I know that a particle can have an orbital momentum and a spin which is intrinsic to the particle and doesn’t really have to do with the particle spinning. But can particles have an additional momentum due to its “actual” spin? Can a particle spin in the first place? And if so, what are the consequences of this motion?
Here is some perspective which may help.
We know that if a macroscopically-sized and charged object is physically spinning, it will exhibit a magnetic moment. Experiments demonstrate that the electron actually possesses a magnetic moment, but other experiments demonstrate that as near as can be determined, the electron is a point that has no diameter. So, if it has a magnetic moment but has no diameter, then what exactly is doing the "spinning" in the case of an electron?
Years ago, the physicists studying this did a calculation in which they plugged into the equation for the magnetic moment the known value for that of an electron, its charge, and a reasonable guess for its diameter (based on an experimental upper bound) and discovered that to produce the measured value for its magnetic moment, the electron would have to be spinning so fast that at its "equator", it would be moving much faster than the speed of light.
This meant that the classical concept of "spin" for big objects fundamentally did not hold for something like an electron, and that it was not useful to imagine that a point particle was physically "spinning" around its central axis.
So there you are: the electron presents us with a magnetic moment, suggesting it is revolving- while at the same time it has no diameter, and even if it did, there's no way for it to generate that moment without violating special relativity.
Welcome to the world of quantum mechanics!
My question is: can a particle actually spin?
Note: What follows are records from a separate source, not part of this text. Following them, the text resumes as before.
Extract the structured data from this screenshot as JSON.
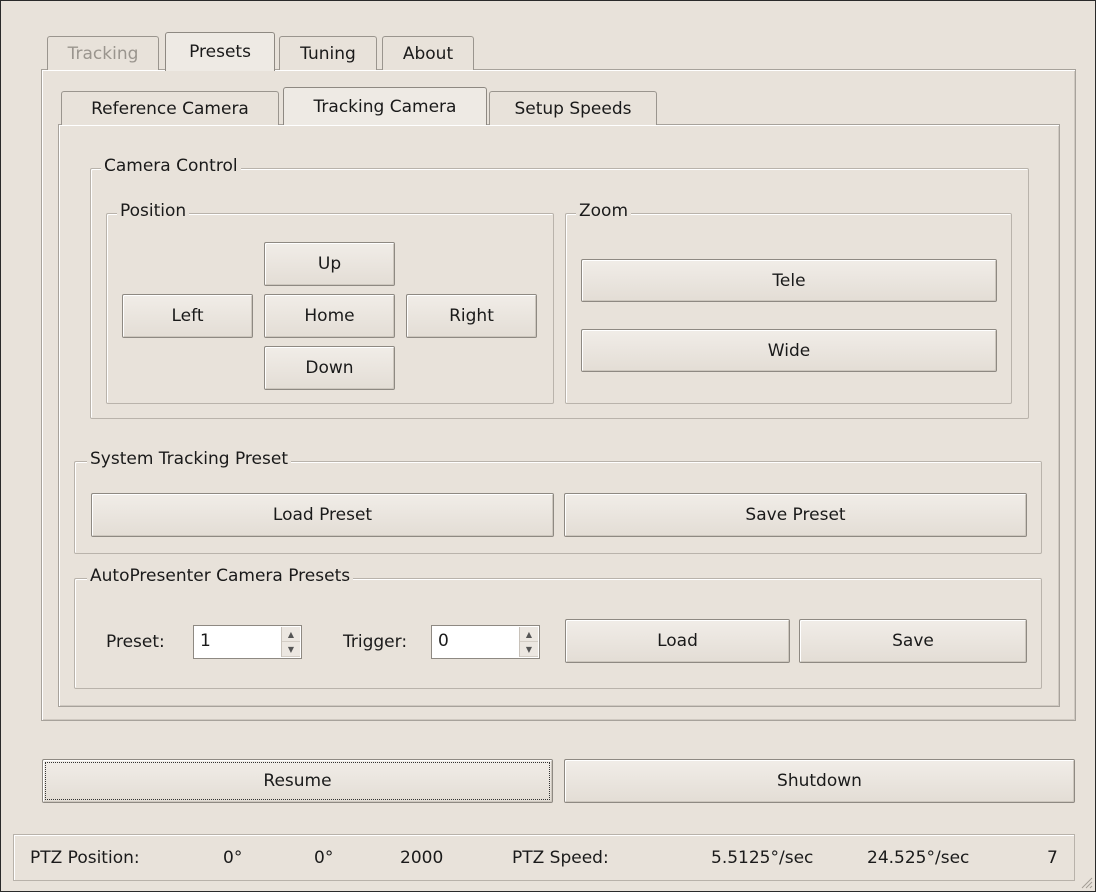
{
  "main_tabs": [
    {
      "label": "Tracking",
      "state": "disabled"
    },
    {
      "label": "Presets",
      "state": "active"
    },
    {
      "label": "Tuning",
      "state": "normal"
    },
    {
      "label": "About",
      "state": "normal"
    }
  ],
  "sub_tabs": [
    {
      "label": "Reference Camera",
      "state": "normal"
    },
    {
      "label": "Tracking Camera",
      "state": "active"
    },
    {
      "label": "Setup Speeds",
      "state": "normal"
    }
  ],
  "camera_control": {
    "title": "Camera Control",
    "position": {
      "title": "Position",
      "up": "Up",
      "left": "Left",
      "home": "Home",
      "right": "Right",
      "down": "Down"
    },
    "zoom": {
      "title": "Zoom",
      "tele": "Tele",
      "wide": "Wide"
    }
  },
  "system_tracking_preset": {
    "title": "System Tracking Preset",
    "load": "Load Preset",
    "save": "Save Preset"
  },
  "autopresenter": {
    "title": "AutoPresenter Camera Presets",
    "preset_label": "Preset:",
    "preset_value": "1",
    "trigger_label": "Trigger:",
    "trigger_value": "0",
    "load": "Load",
    "save": "Save"
  },
  "bottom_buttons": {
    "resume": "Resume",
    "shutdown": "Shutdown"
  },
  "status": {
    "ptz_position_label": "PTZ Position:",
    "pan": "0°",
    "tilt": "0°",
    "zoom": "2000",
    "ptz_speed_label": "PTZ Speed:",
    "pan_speed": "5.5125°/sec",
    "tilt_speed": "24.525°/sec",
    "zoom_speed": "7"
  }
}
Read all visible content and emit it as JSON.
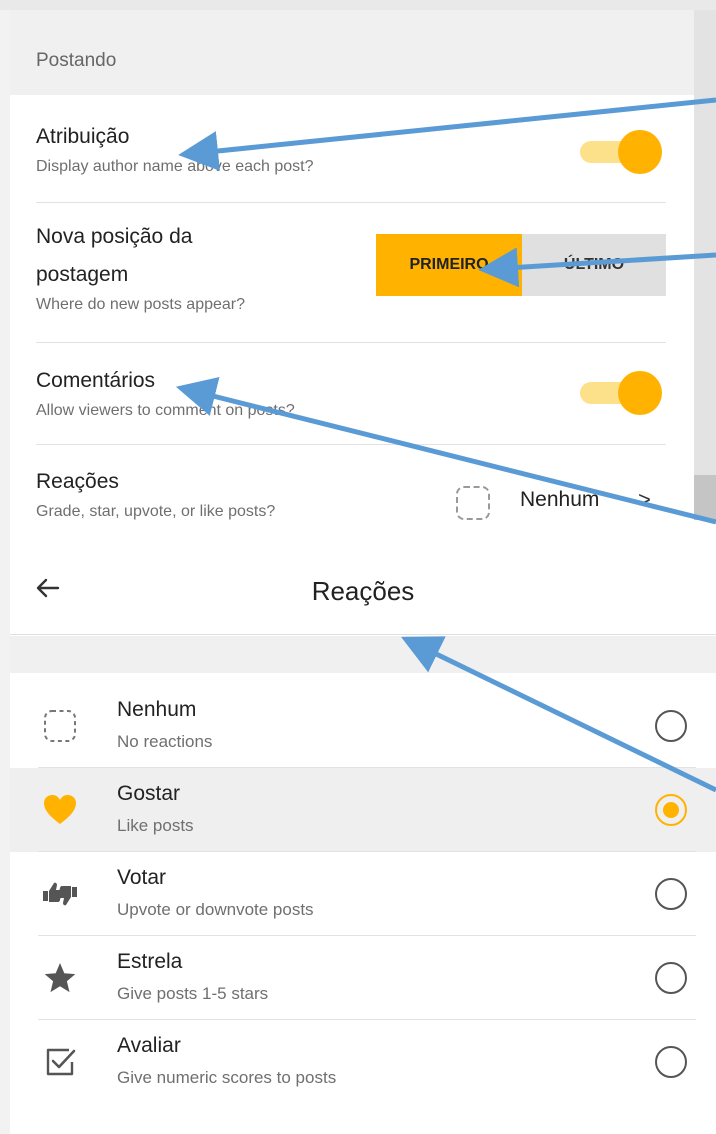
{
  "posting_section": {
    "header": "Postando",
    "attribution": {
      "title": "Atribuição",
      "subtitle": "Display author name above each post?",
      "enabled": true
    },
    "new_post_position": {
      "title_line1": "Nova posição da",
      "title_line2": "postagem",
      "subtitle": "Where do new posts appear?",
      "options": [
        "PRIMEIRO",
        "ÚLTIMO"
      ],
      "selected": "PRIMEIRO"
    },
    "comments": {
      "title": "Comentários",
      "subtitle": "Allow viewers to comment on posts?",
      "enabled": true
    },
    "reactions": {
      "title": "Reações",
      "subtitle": "Grade, star, upvote, or like posts?",
      "value": "Nenhum",
      "chevron": ">"
    }
  },
  "reactions_screen": {
    "title": "Reações",
    "back_icon": "arrow-left-icon",
    "options": [
      {
        "title": "Nenhum",
        "subtitle": "No reactions",
        "icon": "dashed-square-icon",
        "selected": false
      },
      {
        "title": "Gostar",
        "subtitle": "Like posts",
        "icon": "heart-icon",
        "selected": true
      },
      {
        "title": "Votar",
        "subtitle": "Upvote or downvote posts",
        "icon": "thumbs-up-down-icon",
        "selected": false
      },
      {
        "title": "Estrela",
        "subtitle": "Give posts 1-5 stars",
        "icon": "star-icon",
        "selected": false
      },
      {
        "title": "Avaliar",
        "subtitle": "Give numeric scores to posts",
        "icon": "checkbox-icon",
        "selected": false
      }
    ]
  },
  "colors": {
    "accent": "#ffb300",
    "accent_light": "#fde08a",
    "arrow": "#5b9bd5"
  }
}
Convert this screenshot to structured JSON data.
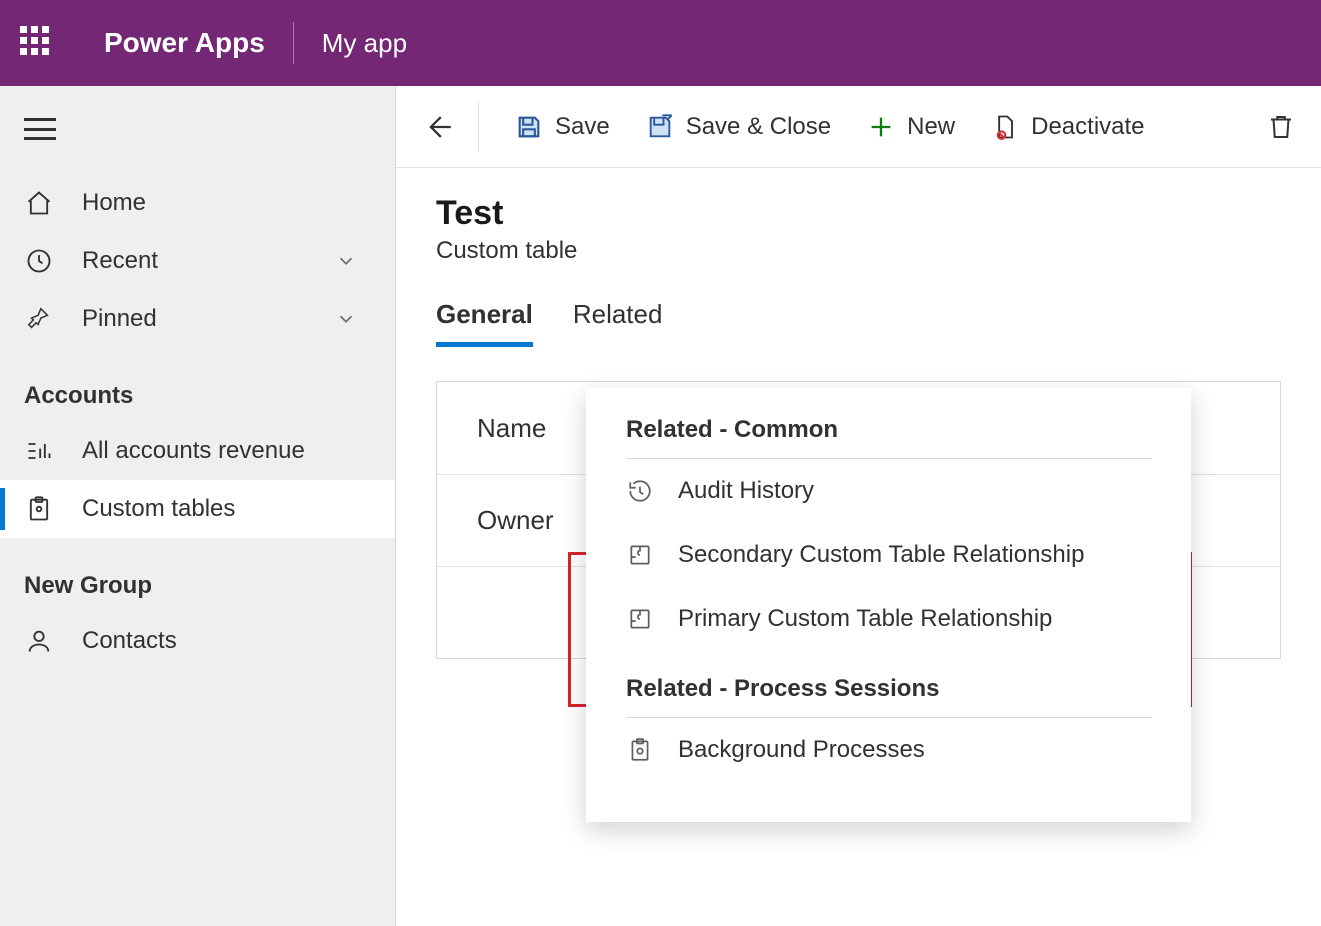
{
  "header": {
    "app_title": "Power Apps",
    "app_name": "My app"
  },
  "sidebar": {
    "home": "Home",
    "recent": "Recent",
    "pinned": "Pinned",
    "group1_label": "Accounts",
    "group1_items": [
      "All accounts revenue",
      "Custom tables"
    ],
    "group2_label": "New Group",
    "group2_items": [
      "Contacts"
    ]
  },
  "commands": {
    "save": "Save",
    "save_close": "Save & Close",
    "new": "New",
    "deactivate": "Deactivate"
  },
  "record": {
    "title": "Test",
    "subtitle": "Custom table"
  },
  "tabs": {
    "general": "General",
    "related": "Related"
  },
  "form": {
    "name_label": "Name",
    "owner_label": "Owner"
  },
  "flyout": {
    "section1_title": "Related - Common",
    "items1": [
      "Audit History",
      "Secondary Custom Table Relationship",
      "Primary Custom Table Relationship"
    ],
    "section2_title": "Related - Process Sessions",
    "items2": [
      "Background Processes"
    ]
  }
}
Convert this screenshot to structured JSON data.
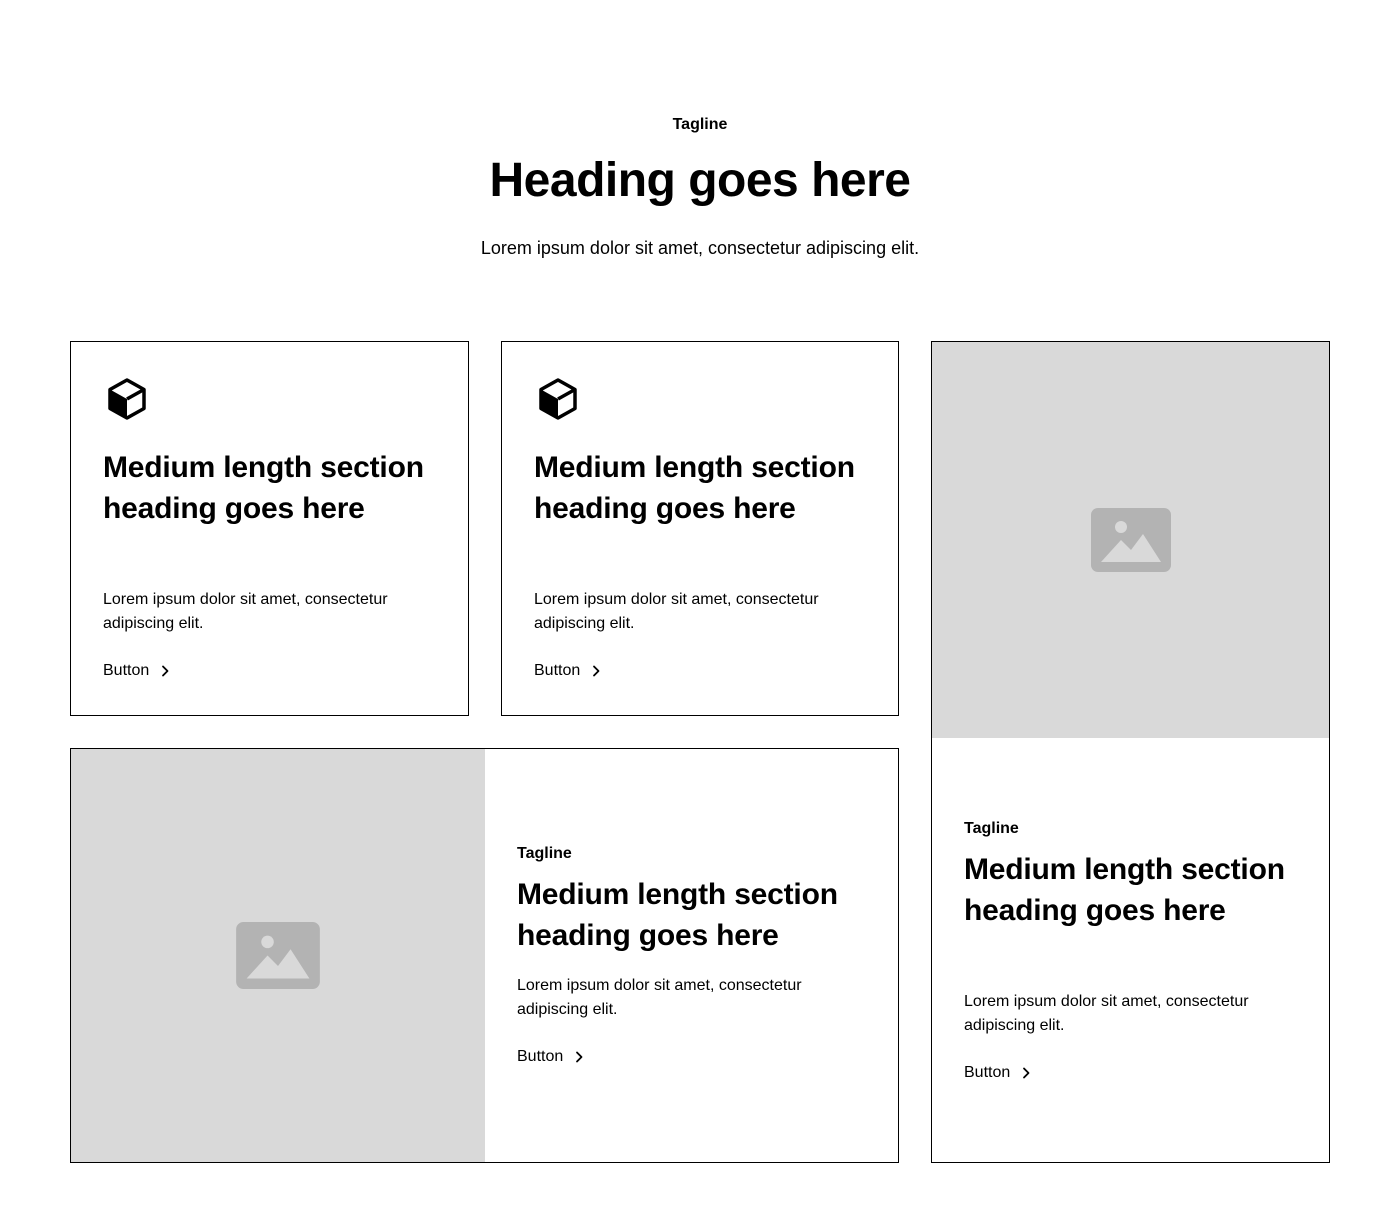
{
  "hero": {
    "tagline": "Tagline",
    "heading": "Heading goes here",
    "text": "Lorem ipsum dolor sit amet, consectetur adipiscing elit."
  },
  "cards": [
    {
      "icon": "cube-icon",
      "heading": "Medium length section heading goes here",
      "text": "Lorem ipsum dolor sit amet, consectetur adipiscing elit.",
      "button": "Button"
    },
    {
      "icon": "cube-icon",
      "heading": "Medium length section heading goes here",
      "text": "Lorem ipsum dolor sit amet, consectetur adipiscing elit.",
      "button": "Button"
    },
    {
      "image": "image-placeholder-icon",
      "tagline": "Tagline",
      "heading": "Medium length section heading goes here",
      "text": "Lorem ipsum dolor sit amet, consectetur adipiscing elit.",
      "button": "Button"
    },
    {
      "image": "image-placeholder-icon",
      "tagline": "Tagline",
      "heading": "Medium length section heading goes here",
      "text": "Lorem ipsum dolor sit amet, consectetur adipiscing elit.",
      "button": "Button"
    }
  ],
  "colors": {
    "placeholder_bg": "#d9d9d9",
    "placeholder_icon": "#b3b3b3",
    "border": "#000000"
  }
}
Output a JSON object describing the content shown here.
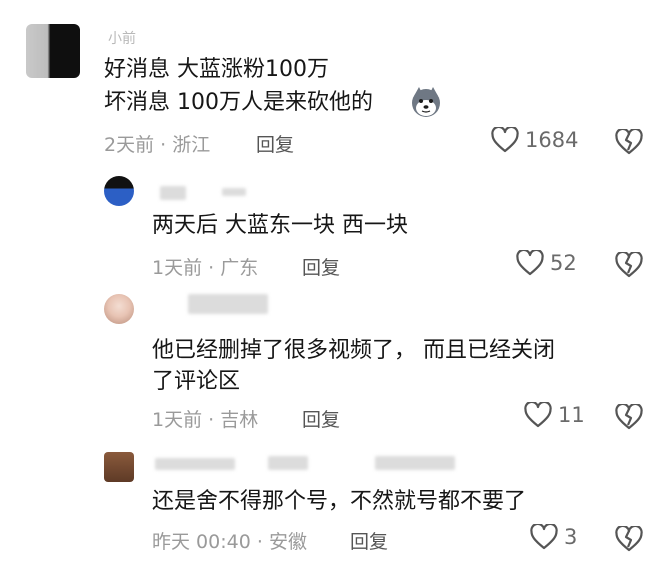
{
  "comments": [
    {
      "username": "小前",
      "lines": [
        "好消息 大蓝涨粉100万",
        "坏消息 100万人是来砍他的"
      ],
      "emoji": "husky-emoji",
      "time": "2天前",
      "location": "浙江",
      "reply_label": "回复",
      "likes": "1684"
    },
    {
      "username": "",
      "lines": [
        "两天后 大蓝东一块 西一块"
      ],
      "time": "1天前",
      "location": "广东",
      "reply_label": "回复",
      "likes": "52"
    },
    {
      "username": "",
      "lines": [
        "他已经删掉了很多视频了， 而且已经关闭",
        "了评论区"
      ],
      "time": "1天前",
      "location": "吉林",
      "reply_label": "回复",
      "likes": "11"
    },
    {
      "username": "",
      "lines": [
        "还是舍不得那个号，不然就号都不要了"
      ],
      "time": "昨天 00:40",
      "location": "安徽",
      "reply_label": "回复",
      "likes": "3"
    }
  ],
  "separator": "·",
  "icons": {
    "like": "heart-outline-icon",
    "dislike": "broken-heart-icon"
  },
  "colors": {
    "text": "#161616",
    "meta": "#9a9a9a",
    "icon": "#555555"
  }
}
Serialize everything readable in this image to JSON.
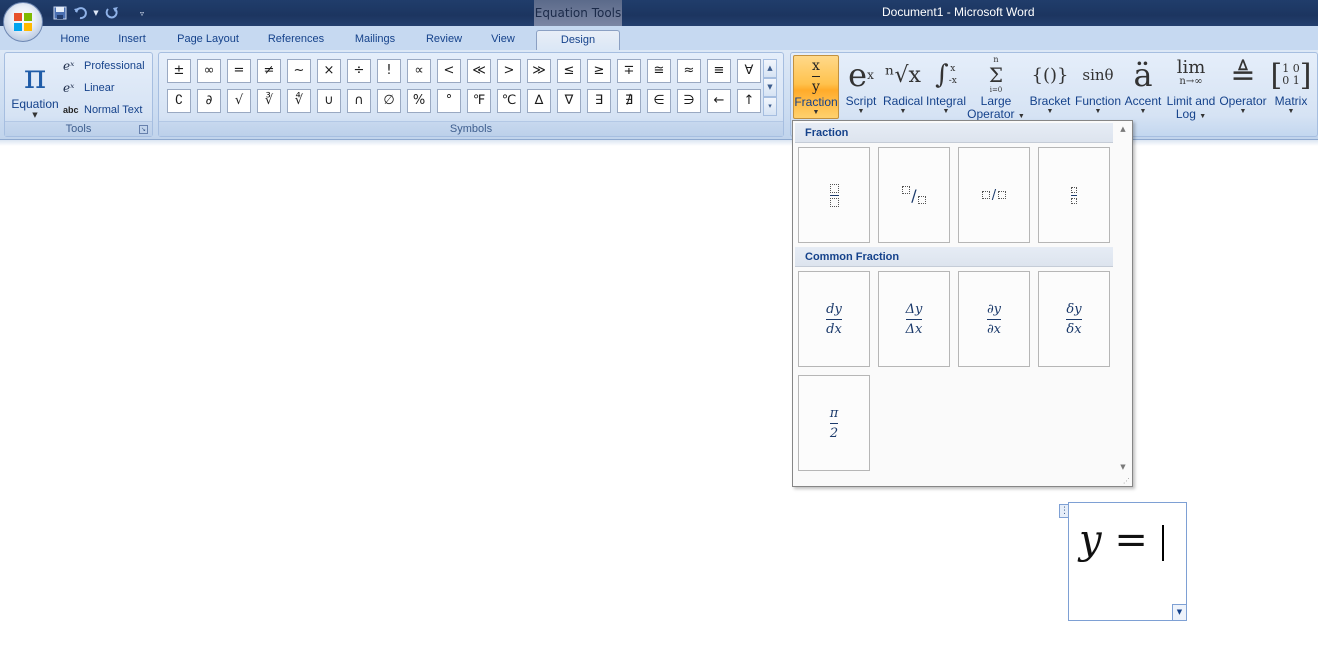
{
  "window": {
    "context_tab_title": "Equation Tools",
    "document_title": "Document1 - Microsoft Word"
  },
  "qat": {
    "save_icon": "save-icon",
    "undo_icon": "undo-icon",
    "redo_icon": "redo-icon",
    "customize_icon": "chevron-down-icon"
  },
  "tabs": [
    "Home",
    "Insert",
    "Page Layout",
    "References",
    "Mailings",
    "Review",
    "View",
    "Design"
  ],
  "active_tab": "Design",
  "tools": {
    "equation_label": "Equation",
    "professional_label": "Professional",
    "linear_label": "Linear",
    "normal_text_label": "Normal Text",
    "group_label": "Tools"
  },
  "symbols": {
    "group_label": "Symbols",
    "row1": [
      "±",
      "∞",
      "=",
      "≠",
      "~",
      "×",
      "÷",
      "!",
      "∝",
      "<",
      "≪",
      ">",
      "≫",
      "≤",
      "≥",
      "∓",
      "≅",
      "≈",
      "≡",
      "∀"
    ],
    "row2": [
      "∁",
      "∂",
      "√",
      "∛",
      "∜",
      "∪",
      "∩",
      "∅",
      "%",
      "°",
      "℉",
      "℃",
      "∆",
      "∇",
      "∃",
      "∄",
      "∈",
      "∋",
      "←",
      "↑"
    ]
  },
  "structures": {
    "fraction": {
      "label": "Fraction",
      "icon_top": "x",
      "icon_bottom": "y"
    },
    "script": {
      "label": "Script",
      "icon": "e",
      "icon_sup": "x"
    },
    "radical": {
      "label": "Radical",
      "icon": "ⁿ√x"
    },
    "integral": {
      "label": "Integral",
      "icon": "∫",
      "icon_upper": "x",
      "icon_lower": "-x"
    },
    "large_operator": {
      "label_line1": "Large",
      "label_line2": "Operator",
      "icon": "Σ",
      "icon_upper": "n",
      "icon_lower": "i=0"
    },
    "bracket": {
      "label": "Bracket",
      "icon": "{()}"
    },
    "function": {
      "label": "Function",
      "icon": "sinθ"
    },
    "accent": {
      "label": "Accent",
      "icon": "ä"
    },
    "limit_log": {
      "label_line1": "Limit and",
      "label_line2": "Log",
      "icon": "lim",
      "icon_sub": "n→∞"
    },
    "operator": {
      "label": "Operator",
      "icon": "≜"
    },
    "matrix": {
      "label": "Matrix",
      "icon_r1": "1 0",
      "icon_r2": "0 1"
    }
  },
  "fraction_panel": {
    "section1": "Fraction",
    "section2": "Common Fraction",
    "common": [
      {
        "num": "dy",
        "den": "dx"
      },
      {
        "num": "Δy",
        "den": "Δx"
      },
      {
        "num": "∂y",
        "den": "∂x"
      },
      {
        "num": "δy",
        "den": "δx"
      },
      {
        "num": "π",
        "den": "2"
      }
    ]
  },
  "equation": {
    "var": "y",
    "op": " ="
  }
}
Like, classical spinning.
Two answers: no and nooooooooo :).
First off, we don't have accurate measurements of the size, if it actually has any, of an electron, for example.
All of the properties we give elementary particles are chosen to make sense when scaled up to the classical world, but they are analogies, we really don't know what exists, if anything, at the tiniest scales.
What you are asking is really a philosophical question, in my opinion, because physically/experimentally we can't measure below a certain scale.
So I can't say for sure that there isn't a minute "thing" spinning, despite my silly comment at the top, but what an electron "is" and how it behaves. seems much more likely to have a more subtle answer than anything remotely classical.
Virtual and Real Particles is a good read for how a particle is described in quantum field theory.
If we aren’t sure that particles are of finite size, then how could scientist show that the particle wasn’t actually spinning? Even at really high rotations (but still slower than the speed of the light) wouldn’t the magnetic moment be measurably high?
We can't be absolutely sure that it isn't spinning, but classical spinning wouldn't explain the behaviour of an electron, in any event.
All we can say with certainty is that we do not have a mechanical model of the electron. Its size appears smaller than can be detected and then there is the half integer value. This makes it hard to represent it by a small spinning object. If we do, we need it to spin so fast that its outer parts move at near light speed, with a large gamma value. The point is that relativity is not the issue. Dynamically electron spin is like any, quantized, angular momentum.